Decisive Role of Long-Range Interactions and Mesoscopic Order at Organic Interfaces
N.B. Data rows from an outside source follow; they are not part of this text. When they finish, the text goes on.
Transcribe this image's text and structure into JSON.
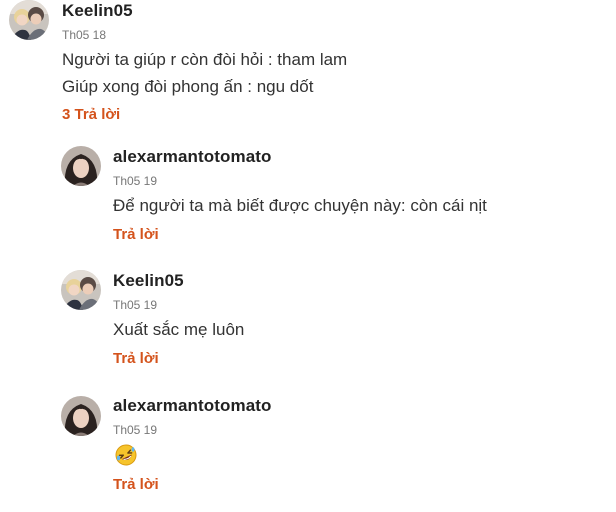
{
  "colors": {
    "accent": "#d4531c",
    "text": "#333333",
    "muted": "#777777"
  },
  "top_comment": {
    "username": "Keelin05",
    "timestamp": "Th05 18",
    "lines": [
      "Người ta giúp r còn đòi hỏi : tham lam",
      "Giúp xong đòi phong ấn : ngu dốt"
    ],
    "replies_link": "3 Trả lời",
    "avatar_icon": "avatar-photo-couple"
  },
  "replies": [
    {
      "username": "alexarmantotomato",
      "timestamp": "Th05 19",
      "text": "Để người ta mà biết được chuyện này: còn cái nịt",
      "reply_label": "Trả lời",
      "avatar_icon": "avatar-photo-dark-hair"
    },
    {
      "username": "Keelin05",
      "timestamp": "Th05 19",
      "text": "Xuất sắc mẹ luôn",
      "reply_label": "Trả lời",
      "avatar_icon": "avatar-photo-couple"
    },
    {
      "username": "alexarmantotomato",
      "timestamp": "Th05 19",
      "emoji": "rolling-on-floor-laughing-emoji",
      "reply_label": "Trả lời",
      "avatar_icon": "avatar-photo-dark-hair"
    }
  ]
}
Structural order in organic solar cells is paramount: It reduces energetic disorder boosts charge and exciton mobilities and assists exciton splitting. Due to spatial localization of electronic states microscopic descriptions of photovoltaic processes tend to overlook the influence of structural features at a mesoscale. Long-range electrostatic interactions nevertheless probe this ordering making local properties depend on the mesoscopic order. To account for this a technique that addresses spatially \em aperiodic excitations in a \em periodic polarizable environment is developed. We show that structural order can reverse the role of donor and acceptor as conditioned by gas-phase energy levels. This finding resolves the controversy between experimental and theoretical results for the band shape and level alignment in efficient photovoltaic systems. Furthermore we rationalize the acceptor-donor-acceptor paradigm for molecular design of the successful DCVnT series of dyes which makes optimal use of these long-range effects. Comparing atomistic simulations to UPS experiments we provide an alternative interpretation for the empirical link between molecular energy levels and open-circuit voltage.